"Mission Accomplished" it isn't, but General David Petraeus is moving on with flying colors anyway.
Less than 24 hours after President Obama announced a large-scale withdrawal of American troops from Afghanistan, the outgoing commander of the operation defended his bid to become director of the CIA before the Senate Select Committee on Intelligence Thursday.
"Twice [Petraeus] has led our forces out of the jaws of defeat and on to victory," said Senate Homeland Security chairperson Sen. Joseph Lieberman (D-Conn.), referring to the general's oversight of U.S. military operations in Iraq and Afghanistan. "That's something that to my knowledge, no one else in history can match."
Obama's announcement Wednesday night that 33,000 troops will be withdrawn from Afghanistan by next September — just before election time and at the tail end of the annual fighting season — played a major role in the proceedings athough questions from the 15 committee members and two ex officio members were generally cordial and often laden with praise.
But committee chairperson Sen. Dianne Feinstein (D-Calif.) was the first of several senators to ask Petraeus about any rift between himself and the President, who reportedly made the drawdown decision over the commander's objections. Petraeus disputed reports that he had advocated a counterinsurgency campaign in the eastern part of the country that would have kept many of those troops in country through the end of 2012.
"It is our responsibility to salute smartly and to do everything as ordered," Petraeus said. "Only the President of the United States can assess all of the considerations."
He steadfastly deferred to Obama's judgement several times, downplaying any conflict between his own recommendations and those pursued by the Commander-in-Chief. Petraeus architected the surge in Iraq in 2007 and another in Afghanistan in December 2009, building a reputation for administering sound advice.

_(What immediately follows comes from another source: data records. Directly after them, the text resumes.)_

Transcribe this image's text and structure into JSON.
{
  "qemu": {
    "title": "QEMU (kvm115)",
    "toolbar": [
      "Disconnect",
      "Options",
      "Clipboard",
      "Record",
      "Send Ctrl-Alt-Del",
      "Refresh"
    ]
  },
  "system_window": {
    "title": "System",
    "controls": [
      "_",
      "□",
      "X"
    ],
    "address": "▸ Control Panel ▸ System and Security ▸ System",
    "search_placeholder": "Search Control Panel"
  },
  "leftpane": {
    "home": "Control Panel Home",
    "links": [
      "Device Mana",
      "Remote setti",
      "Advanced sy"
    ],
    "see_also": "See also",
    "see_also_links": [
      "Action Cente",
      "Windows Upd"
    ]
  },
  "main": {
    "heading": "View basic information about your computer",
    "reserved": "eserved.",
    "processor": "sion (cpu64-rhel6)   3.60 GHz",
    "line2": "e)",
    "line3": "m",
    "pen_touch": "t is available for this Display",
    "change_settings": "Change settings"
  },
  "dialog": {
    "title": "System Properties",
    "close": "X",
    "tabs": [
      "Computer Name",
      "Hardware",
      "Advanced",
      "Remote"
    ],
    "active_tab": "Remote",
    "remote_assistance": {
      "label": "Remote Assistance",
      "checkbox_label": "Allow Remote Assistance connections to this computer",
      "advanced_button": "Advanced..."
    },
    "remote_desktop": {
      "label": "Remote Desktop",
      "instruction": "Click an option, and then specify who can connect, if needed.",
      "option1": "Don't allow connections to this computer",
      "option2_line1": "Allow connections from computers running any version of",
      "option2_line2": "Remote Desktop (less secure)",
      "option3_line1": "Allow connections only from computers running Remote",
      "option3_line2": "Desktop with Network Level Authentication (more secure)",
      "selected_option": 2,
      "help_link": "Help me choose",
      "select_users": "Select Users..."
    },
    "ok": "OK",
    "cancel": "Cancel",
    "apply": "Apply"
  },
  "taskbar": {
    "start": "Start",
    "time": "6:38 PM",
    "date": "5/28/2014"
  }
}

But Petraeus, known for his counterinsurgency strategy and a "hearts and minds" approach to nation building, must now adapt to an executive policy geared toward scaling down American military presence.
Feinstein expressed glimpses of an ideology that has become associated with Vice President Joe Biden as she described statements made by Afghan President Hamid Karzai comparing NATO forces to "trespassers and occupiers."
"You have the automatic reaction, Feinstein said. "'Why the heck are we here then?'"
Petraeus' diplomatic reply: "We need to think about walking a mile or a kilometer in [Karzai's] shoes in the Hindu Kush [mountains]."
(Read GlobalPost’s series "The Last Fighting Season" for an exclusive interview with Petraeus and an in-depth look at how the four-star general sees the lay of the land this summer as he prepares to exit the battlefield and take the helm of the C.I.A.)
Several senators also wanted to know about how Petraeus would adapt to an intelligence role after serving in a military role for so many years.
"Let me reassure you," Petraeus said. "When I am in the Situation Room with the President, I will strive to present the agency position. I will also remain keenly aware that I am the leader of an intelligence agency rather than a policy-making organization."
Sen. Jay Rockefeller (D-W.V) wondered if Petraeus' military decoration would make him inaccessible to his new subordinates at the CIA.
"I wanted this job," Petraeus replied. "This wasn't something that was a month or two or three in the making. I'm taking off the uniform that I've worn for 37 years to do this job in the right way."
Sen. John McCain (R-Ariz.) asked whether Obama's drawdown would make it more difficult for Petraeus' successor in Afghanistan, Lt. Gen. John Allen, to complete the mission as American allies remove troops also in a "domino effect."
After some mild badgering by McCain, Petraeus conceded that there would be some "new challenges."
Other concerns raised included the continued threat of Al Qaeda in the Middle East and North Africa, the Arab Spring, detention and interrogation techniques for terror suspects, the rise of China, cybersecurity, and the U.S. relationship with Pakistan.
The general noted sacrifices made by Afghan soldiers fighting the Taliban, whom he said are dying at a rate of three to every one U.S. or NATO soldier. He also mentioned that thousands of Pakistani civilians, soldiers and police have died in anti-terror operations in the last two years.
Petraeus would be replacing Leon Panetta, who was unanimously approved by the Senate on Tuesday as the new Secretary of Defense. Petraeus, lauded as an American hero and the "epitome of what a leader should be," is expected to be easily approved also and would assume the role in September. Feinstein said the committee was targeting a full Senate confirmation vote by July 4.